- **What you should do**: From the listing, collect all lines containing the word "Share".

### Data in this exercise

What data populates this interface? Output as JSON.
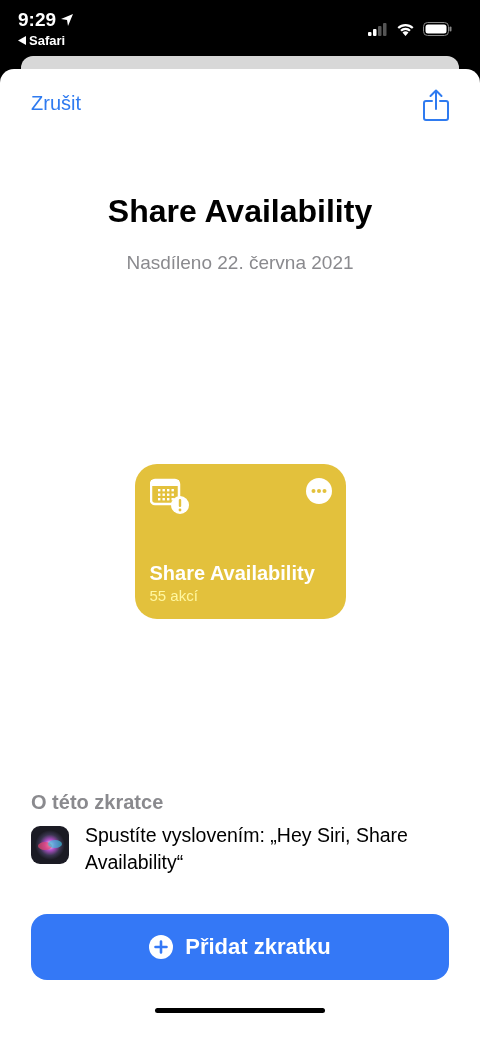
{
  "status_bar": {
    "time": "9:29",
    "back_app": "Safari"
  },
  "nav": {
    "cancel": "Zrušit"
  },
  "title": "Share Availability",
  "subtitle": "Nasdíleno 22. června 2021",
  "shortcut_card": {
    "name": "Share Availability",
    "actions": "55 akcí",
    "color": "#e3c13c"
  },
  "about": {
    "heading": "O této zkratce",
    "siri_phrase": "Spustíte vyslovením: „Hey Siri, Share Availability“"
  },
  "add_button": "Přidat zkratku"
}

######

- **Finished task**:
  "title": "Share Availability",
    "name": "Share Availability",
    "siri_phrase": "Spustíte vyslovením: „Hey Siri, Share Availability“"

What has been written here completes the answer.